Smaller companies, such as web companies who offer hosting as a sideline, are unable to offer the kind of 24/7 support you’d expect from a “proper” hosting company.

What is their uptime like?

Uptime (how long the server makes your site available for) is crucial. Often you’ll see a “99% uptime guarantee” on a hosting company’s website. That sounds great until you realise that means your site could be down for a full minute per every one hundred minutes. Really, a server should only go down several times per year — at the very most — for a few minutes at a time, for server reboots. Expressing a server’s uptime as a percentage is misleading. More reputable hosting companies run monitoring software that tracks their servers’ uptime and will make it available to you.

What is their backup policy?

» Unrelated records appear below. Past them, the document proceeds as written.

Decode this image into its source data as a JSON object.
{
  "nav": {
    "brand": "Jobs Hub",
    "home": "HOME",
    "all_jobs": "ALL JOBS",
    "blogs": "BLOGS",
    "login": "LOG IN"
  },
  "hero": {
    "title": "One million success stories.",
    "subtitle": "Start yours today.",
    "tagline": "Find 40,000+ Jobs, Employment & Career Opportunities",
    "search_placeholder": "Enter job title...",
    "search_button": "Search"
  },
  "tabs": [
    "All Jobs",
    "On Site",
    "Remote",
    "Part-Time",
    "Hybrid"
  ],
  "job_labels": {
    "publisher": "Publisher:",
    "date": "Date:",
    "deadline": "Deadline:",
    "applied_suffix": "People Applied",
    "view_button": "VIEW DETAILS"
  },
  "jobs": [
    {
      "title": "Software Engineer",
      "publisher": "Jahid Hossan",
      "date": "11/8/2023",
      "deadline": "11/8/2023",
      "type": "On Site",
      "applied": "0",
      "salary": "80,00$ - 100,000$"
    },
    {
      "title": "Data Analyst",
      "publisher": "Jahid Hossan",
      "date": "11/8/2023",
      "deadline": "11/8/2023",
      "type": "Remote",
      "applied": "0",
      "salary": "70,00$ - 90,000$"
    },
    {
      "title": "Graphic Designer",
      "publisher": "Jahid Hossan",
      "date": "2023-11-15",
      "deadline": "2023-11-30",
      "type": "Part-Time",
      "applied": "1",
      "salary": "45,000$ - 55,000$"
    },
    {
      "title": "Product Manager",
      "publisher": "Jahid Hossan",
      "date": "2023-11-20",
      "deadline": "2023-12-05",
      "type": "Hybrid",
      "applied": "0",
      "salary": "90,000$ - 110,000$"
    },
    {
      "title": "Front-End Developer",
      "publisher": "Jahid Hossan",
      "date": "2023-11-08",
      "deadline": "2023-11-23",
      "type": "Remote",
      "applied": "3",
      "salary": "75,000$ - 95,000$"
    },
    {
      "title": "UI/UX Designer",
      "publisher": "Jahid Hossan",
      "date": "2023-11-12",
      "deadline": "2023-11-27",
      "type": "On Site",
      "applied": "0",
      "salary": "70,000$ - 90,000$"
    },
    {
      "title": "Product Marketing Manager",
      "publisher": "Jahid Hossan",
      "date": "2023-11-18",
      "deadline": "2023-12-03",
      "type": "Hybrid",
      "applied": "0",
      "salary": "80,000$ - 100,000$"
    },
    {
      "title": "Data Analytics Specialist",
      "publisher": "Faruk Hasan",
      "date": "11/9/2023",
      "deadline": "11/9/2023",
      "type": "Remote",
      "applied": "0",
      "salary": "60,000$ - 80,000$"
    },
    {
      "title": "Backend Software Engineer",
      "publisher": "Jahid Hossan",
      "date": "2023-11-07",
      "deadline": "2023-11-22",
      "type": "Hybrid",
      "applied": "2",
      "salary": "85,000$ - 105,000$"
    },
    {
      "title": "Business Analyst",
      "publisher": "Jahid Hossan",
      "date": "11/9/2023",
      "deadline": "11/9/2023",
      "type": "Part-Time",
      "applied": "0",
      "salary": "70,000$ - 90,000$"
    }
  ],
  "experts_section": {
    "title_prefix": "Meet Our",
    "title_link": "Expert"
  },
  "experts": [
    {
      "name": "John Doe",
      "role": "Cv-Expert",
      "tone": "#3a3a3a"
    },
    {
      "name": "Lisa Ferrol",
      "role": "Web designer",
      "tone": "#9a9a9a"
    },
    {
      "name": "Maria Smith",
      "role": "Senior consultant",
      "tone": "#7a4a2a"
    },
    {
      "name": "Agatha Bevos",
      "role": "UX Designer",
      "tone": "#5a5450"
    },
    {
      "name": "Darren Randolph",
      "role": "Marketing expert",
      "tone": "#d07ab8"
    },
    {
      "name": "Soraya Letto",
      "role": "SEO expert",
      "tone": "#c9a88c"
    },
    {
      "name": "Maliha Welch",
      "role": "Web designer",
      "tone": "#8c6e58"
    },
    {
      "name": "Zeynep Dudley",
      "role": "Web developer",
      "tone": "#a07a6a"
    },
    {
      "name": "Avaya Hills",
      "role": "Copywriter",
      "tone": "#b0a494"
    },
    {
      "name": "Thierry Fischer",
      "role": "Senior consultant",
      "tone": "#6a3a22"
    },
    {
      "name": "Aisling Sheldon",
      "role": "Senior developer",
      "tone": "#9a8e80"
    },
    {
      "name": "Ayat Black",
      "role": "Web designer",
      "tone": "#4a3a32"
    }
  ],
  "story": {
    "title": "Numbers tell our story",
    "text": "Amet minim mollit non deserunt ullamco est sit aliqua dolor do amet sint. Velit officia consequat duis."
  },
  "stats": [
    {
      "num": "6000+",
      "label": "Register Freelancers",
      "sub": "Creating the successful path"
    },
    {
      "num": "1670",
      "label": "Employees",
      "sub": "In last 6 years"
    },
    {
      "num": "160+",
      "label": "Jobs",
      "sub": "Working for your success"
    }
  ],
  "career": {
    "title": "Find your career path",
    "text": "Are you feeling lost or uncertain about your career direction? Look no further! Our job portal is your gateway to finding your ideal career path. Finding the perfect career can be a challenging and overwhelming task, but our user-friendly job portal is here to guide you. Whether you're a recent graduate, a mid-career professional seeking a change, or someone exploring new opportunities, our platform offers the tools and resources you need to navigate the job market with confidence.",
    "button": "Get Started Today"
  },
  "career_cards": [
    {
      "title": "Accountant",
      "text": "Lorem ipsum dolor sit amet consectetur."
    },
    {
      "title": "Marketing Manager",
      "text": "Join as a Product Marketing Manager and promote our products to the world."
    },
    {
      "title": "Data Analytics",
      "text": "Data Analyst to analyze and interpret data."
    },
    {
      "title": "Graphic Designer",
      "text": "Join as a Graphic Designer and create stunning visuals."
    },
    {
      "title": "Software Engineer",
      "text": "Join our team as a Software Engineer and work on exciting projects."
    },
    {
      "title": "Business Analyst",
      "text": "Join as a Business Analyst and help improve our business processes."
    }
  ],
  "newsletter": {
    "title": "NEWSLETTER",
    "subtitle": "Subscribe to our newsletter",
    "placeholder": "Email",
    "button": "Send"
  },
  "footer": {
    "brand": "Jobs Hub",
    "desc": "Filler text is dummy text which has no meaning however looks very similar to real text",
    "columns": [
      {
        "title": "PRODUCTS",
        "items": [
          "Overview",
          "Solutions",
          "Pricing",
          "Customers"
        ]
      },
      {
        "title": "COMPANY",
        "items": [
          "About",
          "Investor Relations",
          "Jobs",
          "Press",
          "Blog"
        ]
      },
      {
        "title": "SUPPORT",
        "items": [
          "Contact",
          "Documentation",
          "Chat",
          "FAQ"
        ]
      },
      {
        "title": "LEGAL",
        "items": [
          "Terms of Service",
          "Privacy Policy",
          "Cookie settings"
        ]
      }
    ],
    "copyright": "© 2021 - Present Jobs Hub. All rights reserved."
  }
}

How often do they back up? Do they backup offsite? A hosting company that doesn’t backup is pretty much unheard of but it’s important to know in the event you do need to access a backup, how long will it take to restore the data?

What are their servers like?

Having good hardware is not enough. Unless you’re leasing the entire server for your company (dedicated server) then there will be other sites running on the server. What is their policy regarding how many sites are run on each server and the resources they can access?

Do they monitor for spam?

If you do share the server with other sites and a site on that server gets blacklisted for spam it can cause you no end of headaches: you may not be able to send email and your site may be flagged as harmful on Google. The better hosting companies are both proactive and reactive when it comes to spam monitoring.

Are they based in the UK — or in the same country as your company?

Generally, you get better support when the technicians are in the same country as you as it breaks down cultural, linguistic and time zone barriers. Also, if most of your visitors are UK-based and your server is in the UK they will get faster response times when accessing web pages. (Hosting companies that operate in Country A but have all their servers in Country B should be treated with trepidation.)

Are they experts at your kind of hosting?

As I’ve discussed before, there is a difference between Windows and Linux hosting; some companies offer both. You know the expression “jack of all trades, master of none”. I’ve found this to be true in the hosting industry so as a rule-of-thumb, stick to companies that don’t offer both.

What are the reviews like and do they offer a money-back guarantee?

As you can see, there are a lot of things to check and you really don’t know for sure what a company are like until you use them. So, lastly, and most importantly, check out reviews for the company. Visit web design fora and see what people who run websites think. It is important they offer a money-back guarantee (any decent hosting company will) so you can terminate the hosting agreement before it fully kicks in — and without spending anything.

If you need a website and help with your hosting call me on 07843 483 078 or get a free quote online.

Tim Bennett is a Leeds-based web designer from Yorkshire. He has a First Class Honours degree in Computing from Leeds Metropolitan University and currently runs his own one-man web design company, Texelate.